  • It’s even hard for two people to view the catalog in the same way by sharing a computer display.
  • Using the online catalog often requires that you open your computer to potential virus attack in order to use JavaScript and those fancy multimedia features.
  • Catalogs make it easy to compare what you thought you were going to get with what you actually see in the garden.
  • The paper catalog is a handy reminder that you really do need to start thinking about your garden, even though winter still has a firm grasp.


Whether you get a paper catalog or not is up to you, of course. Some people will say that we’re wasting trees by continuing to get paper catalogs (we do recycle every last piece of paper that enters the house). Whether you use paper or online catalogs though, it’s time to start thinking about that garden.
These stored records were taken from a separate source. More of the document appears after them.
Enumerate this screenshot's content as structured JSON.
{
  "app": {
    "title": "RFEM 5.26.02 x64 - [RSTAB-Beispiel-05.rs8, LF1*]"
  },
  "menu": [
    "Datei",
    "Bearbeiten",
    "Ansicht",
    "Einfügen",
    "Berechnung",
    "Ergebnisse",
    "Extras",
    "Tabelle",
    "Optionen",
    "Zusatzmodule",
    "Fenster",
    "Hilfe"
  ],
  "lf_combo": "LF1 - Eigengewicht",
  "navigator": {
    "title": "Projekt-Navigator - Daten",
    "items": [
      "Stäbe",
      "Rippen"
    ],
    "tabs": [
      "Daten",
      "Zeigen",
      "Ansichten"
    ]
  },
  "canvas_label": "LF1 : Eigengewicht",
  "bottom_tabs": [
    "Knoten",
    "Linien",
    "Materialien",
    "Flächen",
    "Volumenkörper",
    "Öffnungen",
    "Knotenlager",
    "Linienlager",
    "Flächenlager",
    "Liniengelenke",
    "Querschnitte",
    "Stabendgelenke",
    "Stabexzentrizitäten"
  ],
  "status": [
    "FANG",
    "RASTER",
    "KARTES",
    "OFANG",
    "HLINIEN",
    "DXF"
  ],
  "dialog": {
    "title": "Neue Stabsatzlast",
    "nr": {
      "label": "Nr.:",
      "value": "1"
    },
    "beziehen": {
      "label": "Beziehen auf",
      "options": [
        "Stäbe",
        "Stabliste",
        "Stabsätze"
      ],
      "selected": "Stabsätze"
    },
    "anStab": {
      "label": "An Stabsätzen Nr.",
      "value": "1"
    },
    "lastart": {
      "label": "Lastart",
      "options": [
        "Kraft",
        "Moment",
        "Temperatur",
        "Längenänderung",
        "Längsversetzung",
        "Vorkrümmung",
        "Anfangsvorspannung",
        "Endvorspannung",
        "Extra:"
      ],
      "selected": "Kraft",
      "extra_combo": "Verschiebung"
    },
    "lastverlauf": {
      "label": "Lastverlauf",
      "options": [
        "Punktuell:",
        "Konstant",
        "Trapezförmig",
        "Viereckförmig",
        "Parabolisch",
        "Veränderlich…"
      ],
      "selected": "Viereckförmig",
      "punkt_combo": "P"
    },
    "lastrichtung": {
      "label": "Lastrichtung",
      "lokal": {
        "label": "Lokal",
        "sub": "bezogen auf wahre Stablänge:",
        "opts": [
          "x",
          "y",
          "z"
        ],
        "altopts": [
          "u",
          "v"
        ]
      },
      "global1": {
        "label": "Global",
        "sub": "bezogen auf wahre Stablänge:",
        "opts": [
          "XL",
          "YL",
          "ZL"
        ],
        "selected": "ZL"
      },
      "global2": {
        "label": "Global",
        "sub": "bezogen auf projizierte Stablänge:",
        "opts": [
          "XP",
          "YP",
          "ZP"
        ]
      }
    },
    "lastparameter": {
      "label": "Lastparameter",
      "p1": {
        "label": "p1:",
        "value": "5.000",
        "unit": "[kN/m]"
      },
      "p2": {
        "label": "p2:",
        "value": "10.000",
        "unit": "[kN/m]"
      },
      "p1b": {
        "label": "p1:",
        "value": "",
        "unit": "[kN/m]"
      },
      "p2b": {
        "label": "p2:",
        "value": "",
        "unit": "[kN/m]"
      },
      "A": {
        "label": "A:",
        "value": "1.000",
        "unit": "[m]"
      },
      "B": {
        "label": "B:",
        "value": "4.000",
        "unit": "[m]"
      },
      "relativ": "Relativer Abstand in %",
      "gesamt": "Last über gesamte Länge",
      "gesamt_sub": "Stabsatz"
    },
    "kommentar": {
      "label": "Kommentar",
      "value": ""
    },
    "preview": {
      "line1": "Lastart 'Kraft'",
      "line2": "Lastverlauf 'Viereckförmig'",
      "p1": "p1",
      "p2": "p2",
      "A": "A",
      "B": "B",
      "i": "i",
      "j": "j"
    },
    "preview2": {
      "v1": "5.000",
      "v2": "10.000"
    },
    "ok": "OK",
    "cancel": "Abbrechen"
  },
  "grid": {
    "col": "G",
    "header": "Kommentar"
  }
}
What will you plant this year? Let me know about your gardening ideas at John@JohnMuellerBooks.com.

 

Author: John

John Mueller is a freelance author and technical editor. He has writing in his blood, having produced 117 books and over 600 articles to date. The topics range from networking to artificial intelligence and from database management to heads-down programming. Some of his current offerings include topics on machine learning, AI, Android programming, and C++ programming. His technical editing skills have helped over more than 70 authors refine the content of their manuscripts. You can reach John on the Internet at John@JohnMuellerBooks.com.